Entries from a dataset of interfaces:
***

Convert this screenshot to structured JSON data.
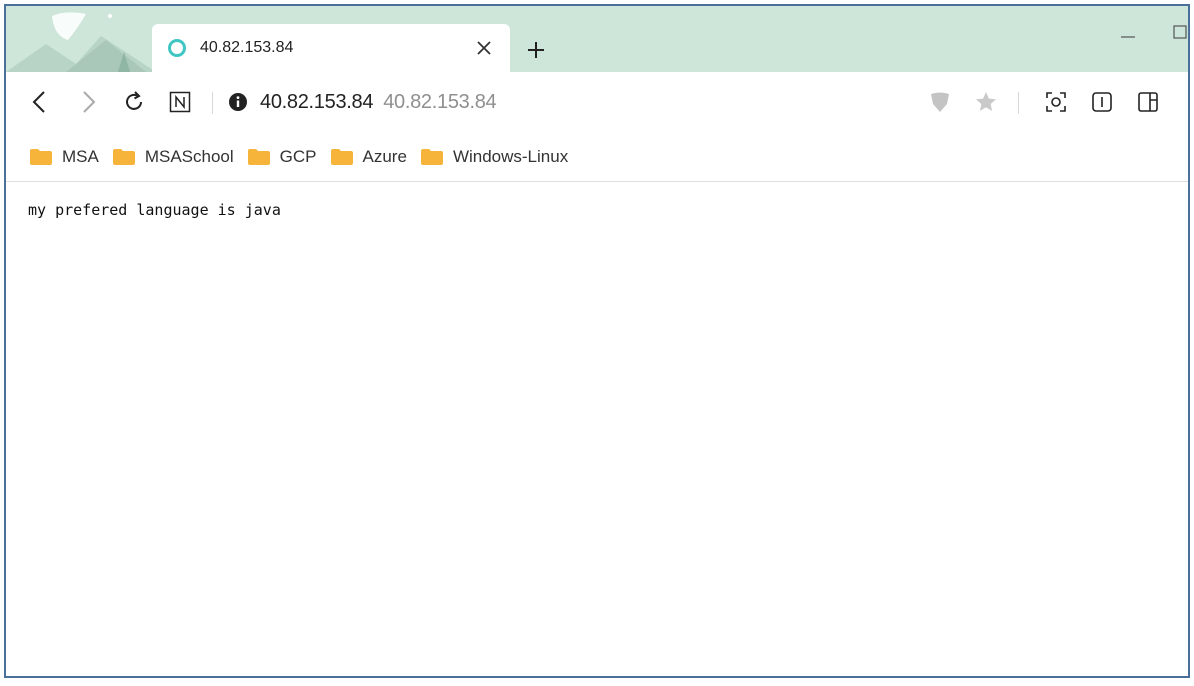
{
  "tab": {
    "title": "40.82.153.84",
    "favicon": "circle-outline-icon",
    "close": "×",
    "new_tab": "+"
  },
  "window": {
    "minimize": "—"
  },
  "toolbar": {
    "address_host": "40.82.153.84",
    "address_path": "40.82.153.84"
  },
  "bookmarks": [
    {
      "label": "MSA"
    },
    {
      "label": "MSASchool"
    },
    {
      "label": "GCP"
    },
    {
      "label": "Azure"
    },
    {
      "label": "Windows-Linux"
    }
  ],
  "page": {
    "body_text": "my prefered language is java"
  },
  "colors": {
    "tabstrip": "#cde6d9",
    "favicon": "#3fc6c3",
    "folder": "#f6b53a",
    "frame": "#4a6f9a"
  }
}
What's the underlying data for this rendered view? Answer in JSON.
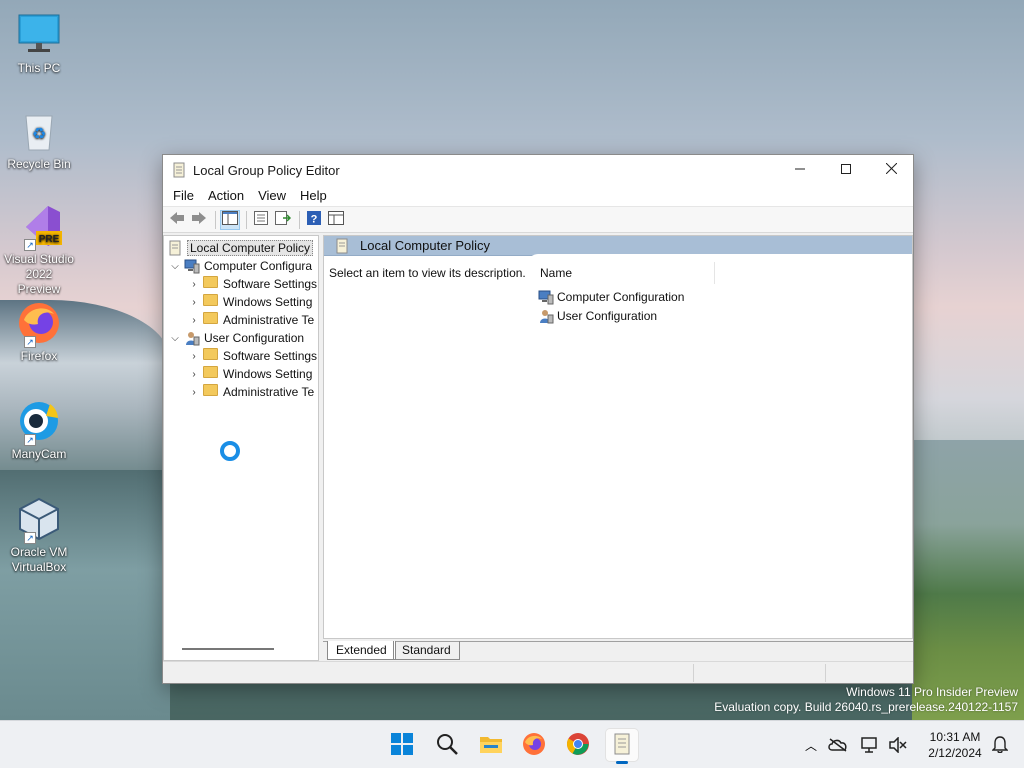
{
  "desktop": {
    "icons": [
      {
        "label": "This PC",
        "icon": "monitor-icon"
      },
      {
        "label": "Recycle Bin",
        "icon": "recycle-bin-icon"
      },
      {
        "label_line1": "Visual Studio",
        "label_line2": "2022 Preview",
        "badge": "PRE",
        "icon": "visual-studio-icon"
      },
      {
        "label": "Firefox",
        "icon": "firefox-icon"
      },
      {
        "label": "ManyCam",
        "icon": "manycam-icon"
      },
      {
        "label_line1": "Oracle VM",
        "label_line2": "VirtualBox",
        "icon": "virtualbox-icon"
      }
    ],
    "watermark": {
      "line1": "Windows 11 Pro Insider Preview",
      "line2": "Evaluation copy. Build 26040.rs_prerelease.240122-1157"
    }
  },
  "window": {
    "title": "Local Group Policy Editor",
    "controls": {
      "minimize": "minimize-icon",
      "maximize": "maximize-icon",
      "close": "close-icon"
    },
    "menu": [
      "File",
      "Action",
      "View",
      "Help"
    ],
    "toolbar": [
      "back-arrow-icon",
      "forward-arrow-icon",
      "show-hide-console-tree-icon",
      "properties-icon",
      "export-list-icon",
      "help-icon",
      "extended-view-icon"
    ],
    "tree": {
      "root": "Local Computer Policy",
      "computer": {
        "label": "Computer Configura",
        "children": [
          "Software Settings",
          "Windows Setting",
          "Administrative Te"
        ]
      },
      "user": {
        "label": "User Configuration",
        "children": [
          "Software Settings",
          "Windows Setting",
          "Administrative Te"
        ]
      }
    },
    "detail": {
      "header": "Local Computer Policy",
      "description": "Select an item to view its description.",
      "column_name": "Name",
      "items": [
        "Computer Configuration",
        "User Configuration"
      ]
    },
    "tabs": [
      "Extended",
      "Standard"
    ]
  },
  "taskbar": {
    "apps": [
      "start-icon",
      "search-icon",
      "file-explorer-icon",
      "firefox-icon",
      "chrome-icon",
      "group-policy-editor-icon"
    ],
    "tray": [
      "chevron-up-icon",
      "onedrive-icon",
      "network-icon",
      "volume-muted-icon"
    ],
    "time": "10:31 AM",
    "date": "2/12/2024",
    "notifications": "bell-icon"
  },
  "colors": {
    "selected_header": "#a8bed6",
    "accent": "#0067c0",
    "spinner": "#1a8ee6"
  }
}
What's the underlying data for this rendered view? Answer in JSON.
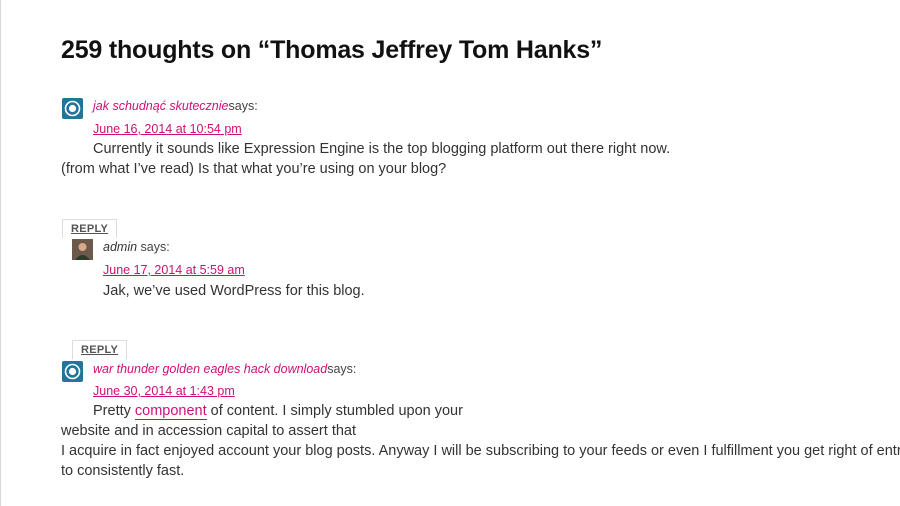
{
  "page": {
    "title": "259 thoughts on “Thomas Jeffrey Tom Hanks”"
  },
  "comments": [
    {
      "author": "jak schudnąć skutecznie",
      "says": "says:",
      "date": "June 16, 2014 at 10:54 pm",
      "lines": [
        "Currently it sounds like Expression Engine is the top blogging platform out there right now.",
        "(from what I’ve read) Is that what you’re using on your blog?"
      ],
      "avatar_icon": "wordpress-icon",
      "reply_label": "REPLY"
    },
    {
      "author": "admin",
      "says": "says:",
      "date": "June 17, 2014 at 5:59 am",
      "lines": [
        "Jak, we’ve used WordPress for this blog."
      ],
      "avatar_icon": "user-photo-icon",
      "reply_label": "REPLY"
    },
    {
      "author": "war thunder golden eagles hack download",
      "says": "says:",
      "date": "June 30, 2014 at 1:43 pm",
      "line1_before": "Pretty ",
      "line1_link": "component",
      "line1_after": " of content. I simply stumbled upon your",
      "lines": [
        "website and in accession capital to assert that",
        "I acquire in fact enjoyed account your blog posts. Anyway I will be subscribing to your feeds or even I fulfillment you get right of entry",
        "to consistently fast."
      ],
      "avatar_icon": "wordpress-icon"
    }
  ],
  "colors": {
    "link": "#cc1177",
    "text": "#333333",
    "avatar_blue": "#21759b"
  }
}
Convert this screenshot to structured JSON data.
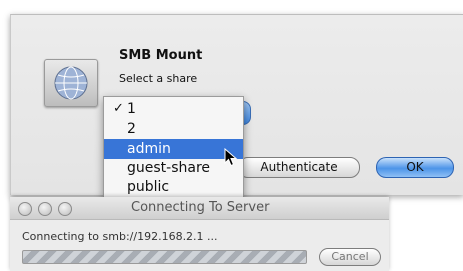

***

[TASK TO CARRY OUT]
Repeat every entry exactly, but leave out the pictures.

[ANSWER SPACE]
Convert this screenshot to structured JSON data.
{
  "tab": {
    "title": "40.82.153.84",
    "favicon": "circle-outline-icon",
    "close": "×",
    "new_tab": "+"
  },
  "window": {
    "minimize": "—"
  },
  "toolbar": {
    "address_host": "40.82.153.84",
    "address_path": "40.82.153.84"
  },
  "bookmarks": [
    {
      "label": "MSA"
    },
    {
      "label": "MSASchool"
    },
    {
      "label": "GCP"
    },
    {
      "label": "Azure"
    },
    {
      "label": "Windows-Linux"
    }
  ],
  "page": {
    "body_text": "my prefered language is java"
  },
  "colors": {
    "tabstrip": "#cde6d9",
    "favicon": "#3fc6c3",
    "folder": "#f6b53a",
    "frame": "#4a6f9a"
  }
}
What's the underlying data for this rendered view? Answer in JSON.
{
  "desktop": {
    "icons": [
      {
        "label": "This PC",
        "icon": "monitor-icon"
      },
      {
        "label": "Recycle Bin",
        "icon": "recycle-bin-icon"
      },
      {
        "label_line1": "Visual Studio",
        "label_line2": "2022 Preview",
        "badge": "PRE",
        "icon": "visual-studio-icon"
      },
      {
        "label": "Firefox",
        "icon": "firefox-icon"
      },
      {
        "label": "ManyCam",
        "icon": "manycam-icon"
      },
      {
        "label_line1": "Oracle VM",
        "label_line2": "VirtualBox",
        "icon": "virtualbox-icon"
      }
    ],
    "watermark": {
      "line1": "Windows 11 Pro Insider Preview",
      "line2": "Evaluation copy. Build 26040.rs_prerelease.240122-1157"
    }
  },
  "window": {
    "title": "Local Group Policy Editor",
    "controls": {
      "minimize": "minimize-icon",
      "maximize": "maximize-icon",
      "close": "close-icon"
    },
    "menu": [
      "File",
      "Action",
      "View",
      "Help"
    ],
    "toolbar": [
      "back-arrow-icon",
      "forward-arrow-icon",
      "show-hide-console-tree-icon",
      "properties-icon",
      "export-list-icon",
      "help-icon",
      "extended-view-icon"
    ],
    "tree": {
      "root": "Local Computer Policy",
      "computer": {
        "label": "Computer Configura",
        "children": [
          "Software Settings",
          "Windows Setting",
          "Administrative Te"
        ]
      },
      "user": {
        "label": "User Configuration",
        "children": [
          "Software Settings",
          "Windows Setting",
          "Administrative Te"
        ]
      }
    },
    "detail": {
      "header": "Local Computer Policy",
      "description": "Select an item to view its description.",
      "column_name": "Name",
      "items": [
        "Computer Configuration",
        "User Configuration"
      ]
    },
    "tabs": [
      "Extended",
      "Standard"
    ]
  },
  "taskbar": {
    "apps": [
      "start-icon",
      "search-icon",
      "file-explorer-icon",
      "firefox-icon",
      "chrome-icon",
      "group-policy-editor-icon"
    ],
    "tray": [
      "chevron-up-icon",
      "onedrive-icon",
      "network-icon",
      "volume-muted-icon"
    ],
    "time": "10:31 AM",
    "date": "2/12/2024",
    "notifications": "bell-icon"
  },
  "colors": {
    "selected_header": "#a8bed6",
    "accent": "#0067c0",
    "spinner": "#1a8ee6"
  }
}
What's the underlying data for this rendered view? Answer in JSON.
{
  "page": {
    "title": "259 thoughts on “Thomas Jeffrey Tom Hanks”"
  },
  "comments": [
    {
      "author": "jak schudnąć skutecznie",
      "says": "says:",
      "date": "June 16, 2014 at 10:54 pm",
      "lines": [
        "Currently it sounds like Expression Engine is the top blogging platform out there right now.",
        "(from what I’ve read) Is that what you’re using on your blog?"
      ],
      "avatar_icon": "wordpress-icon",
      "reply_label": "REPLY"
    },
    {
      "author": "admin",
      "says": "says:",
      "date": "June 17, 2014 at 5:59 am",
      "lines": [
        "Jak, we’ve used WordPress for this blog."
      ],
      "avatar_icon": "user-photo-icon",
      "reply_label": "REPLY"
    },
    {
      "author": "war thunder golden eagles hack download",
      "says": "says:",
      "date": "June 30, 2014 at 1:43 pm",
      "line1_before": "Pretty ",
      "line1_link": "component",
      "line1_after": " of content. I simply stumbled upon your",
      "lines": [
        "website and in accession capital to assert that",
        "I acquire in fact enjoyed account your blog posts. Anyway I will be subscribing to your feeds or even I fulfillment you get right of entry",
        "to consistently fast."
      ],
      "avatar_icon": "wordpress-icon"
    }
  ],
  "colors": {
    "link": "#cc1177",
    "text": "#333333",
    "avatar_blue": "#21759b"
  }
}
Convert this screenshot to structured JSON data.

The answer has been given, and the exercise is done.